::: Data :::
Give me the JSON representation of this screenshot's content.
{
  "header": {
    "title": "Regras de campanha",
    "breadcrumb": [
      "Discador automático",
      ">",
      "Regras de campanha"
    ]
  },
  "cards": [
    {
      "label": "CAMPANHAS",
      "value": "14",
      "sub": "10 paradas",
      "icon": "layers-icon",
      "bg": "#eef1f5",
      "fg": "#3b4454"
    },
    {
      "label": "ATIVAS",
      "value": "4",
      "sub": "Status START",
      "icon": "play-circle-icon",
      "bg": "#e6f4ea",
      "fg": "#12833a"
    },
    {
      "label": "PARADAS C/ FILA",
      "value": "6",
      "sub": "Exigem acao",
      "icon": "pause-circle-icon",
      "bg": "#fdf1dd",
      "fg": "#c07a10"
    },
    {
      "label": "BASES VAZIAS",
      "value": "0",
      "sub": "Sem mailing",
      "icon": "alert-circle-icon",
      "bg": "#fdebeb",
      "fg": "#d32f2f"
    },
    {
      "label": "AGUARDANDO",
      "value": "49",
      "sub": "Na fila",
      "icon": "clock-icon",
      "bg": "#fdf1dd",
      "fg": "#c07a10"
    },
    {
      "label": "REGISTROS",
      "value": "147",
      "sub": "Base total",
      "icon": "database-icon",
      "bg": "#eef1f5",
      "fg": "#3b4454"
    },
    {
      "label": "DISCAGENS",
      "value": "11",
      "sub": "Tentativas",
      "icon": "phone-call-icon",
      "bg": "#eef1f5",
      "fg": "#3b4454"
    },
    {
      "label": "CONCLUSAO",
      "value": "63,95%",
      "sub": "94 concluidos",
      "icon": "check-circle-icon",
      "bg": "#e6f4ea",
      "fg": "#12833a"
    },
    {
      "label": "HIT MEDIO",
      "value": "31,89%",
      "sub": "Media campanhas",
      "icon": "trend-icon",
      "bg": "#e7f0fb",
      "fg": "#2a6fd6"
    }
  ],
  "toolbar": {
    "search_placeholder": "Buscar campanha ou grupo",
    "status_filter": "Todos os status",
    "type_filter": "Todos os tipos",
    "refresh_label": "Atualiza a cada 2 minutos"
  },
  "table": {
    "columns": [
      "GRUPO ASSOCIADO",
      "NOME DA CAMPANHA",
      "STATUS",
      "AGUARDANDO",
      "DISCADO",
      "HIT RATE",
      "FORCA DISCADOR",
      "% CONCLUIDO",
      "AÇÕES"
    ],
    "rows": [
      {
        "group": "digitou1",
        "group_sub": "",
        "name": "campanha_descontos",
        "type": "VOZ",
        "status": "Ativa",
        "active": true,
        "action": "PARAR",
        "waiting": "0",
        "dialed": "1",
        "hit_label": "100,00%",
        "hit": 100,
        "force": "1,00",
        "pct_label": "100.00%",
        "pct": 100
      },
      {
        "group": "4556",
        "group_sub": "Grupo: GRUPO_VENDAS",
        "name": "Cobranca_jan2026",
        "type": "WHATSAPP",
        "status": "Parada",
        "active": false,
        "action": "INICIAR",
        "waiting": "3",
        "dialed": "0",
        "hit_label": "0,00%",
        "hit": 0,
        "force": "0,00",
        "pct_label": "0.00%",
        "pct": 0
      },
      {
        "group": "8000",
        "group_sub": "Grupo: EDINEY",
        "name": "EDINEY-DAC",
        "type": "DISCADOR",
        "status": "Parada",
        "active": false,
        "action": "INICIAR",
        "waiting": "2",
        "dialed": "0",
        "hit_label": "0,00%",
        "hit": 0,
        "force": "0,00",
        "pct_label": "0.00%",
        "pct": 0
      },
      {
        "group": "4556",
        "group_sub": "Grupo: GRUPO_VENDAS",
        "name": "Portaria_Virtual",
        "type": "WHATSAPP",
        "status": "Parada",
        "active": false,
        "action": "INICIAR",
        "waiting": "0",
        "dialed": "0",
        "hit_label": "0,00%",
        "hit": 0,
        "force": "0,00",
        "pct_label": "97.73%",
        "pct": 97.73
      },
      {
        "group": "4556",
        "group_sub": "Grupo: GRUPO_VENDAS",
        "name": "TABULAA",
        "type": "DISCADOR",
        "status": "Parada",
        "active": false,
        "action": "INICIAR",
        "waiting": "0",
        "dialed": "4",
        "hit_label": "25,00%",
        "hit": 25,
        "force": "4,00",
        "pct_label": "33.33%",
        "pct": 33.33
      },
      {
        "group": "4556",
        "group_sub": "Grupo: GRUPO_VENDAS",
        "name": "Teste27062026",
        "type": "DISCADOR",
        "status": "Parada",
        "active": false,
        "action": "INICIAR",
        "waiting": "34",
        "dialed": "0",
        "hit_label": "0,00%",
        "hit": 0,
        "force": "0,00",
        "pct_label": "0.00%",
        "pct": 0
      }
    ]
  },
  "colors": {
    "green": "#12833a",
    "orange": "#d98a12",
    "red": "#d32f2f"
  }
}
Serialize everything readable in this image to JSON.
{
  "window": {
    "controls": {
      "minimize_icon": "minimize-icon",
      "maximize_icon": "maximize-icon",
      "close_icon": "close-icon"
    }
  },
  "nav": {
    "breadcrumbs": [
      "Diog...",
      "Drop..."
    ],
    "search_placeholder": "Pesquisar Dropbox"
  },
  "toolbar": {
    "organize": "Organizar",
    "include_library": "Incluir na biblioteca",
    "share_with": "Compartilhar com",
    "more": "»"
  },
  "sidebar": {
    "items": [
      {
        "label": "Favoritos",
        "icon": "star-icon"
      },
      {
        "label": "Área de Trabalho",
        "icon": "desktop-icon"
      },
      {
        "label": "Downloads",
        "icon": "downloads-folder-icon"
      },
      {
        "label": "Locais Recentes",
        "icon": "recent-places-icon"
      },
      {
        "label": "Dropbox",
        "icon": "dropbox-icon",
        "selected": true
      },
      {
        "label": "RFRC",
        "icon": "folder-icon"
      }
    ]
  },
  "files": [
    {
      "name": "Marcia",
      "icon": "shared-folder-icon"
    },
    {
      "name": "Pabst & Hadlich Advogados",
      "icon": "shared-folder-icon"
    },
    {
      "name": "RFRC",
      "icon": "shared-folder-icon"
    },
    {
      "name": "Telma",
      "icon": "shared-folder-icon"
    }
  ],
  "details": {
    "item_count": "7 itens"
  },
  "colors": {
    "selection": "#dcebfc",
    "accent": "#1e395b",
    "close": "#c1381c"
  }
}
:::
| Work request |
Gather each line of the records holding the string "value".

| Completed task |
      "value": "14",
      "value": "4",
      "value": "6",
      "value": "0",
      "value": "49",
      "value": "147",
      "value": "11",
      "value": "63,95%",
      "value": "31,89%",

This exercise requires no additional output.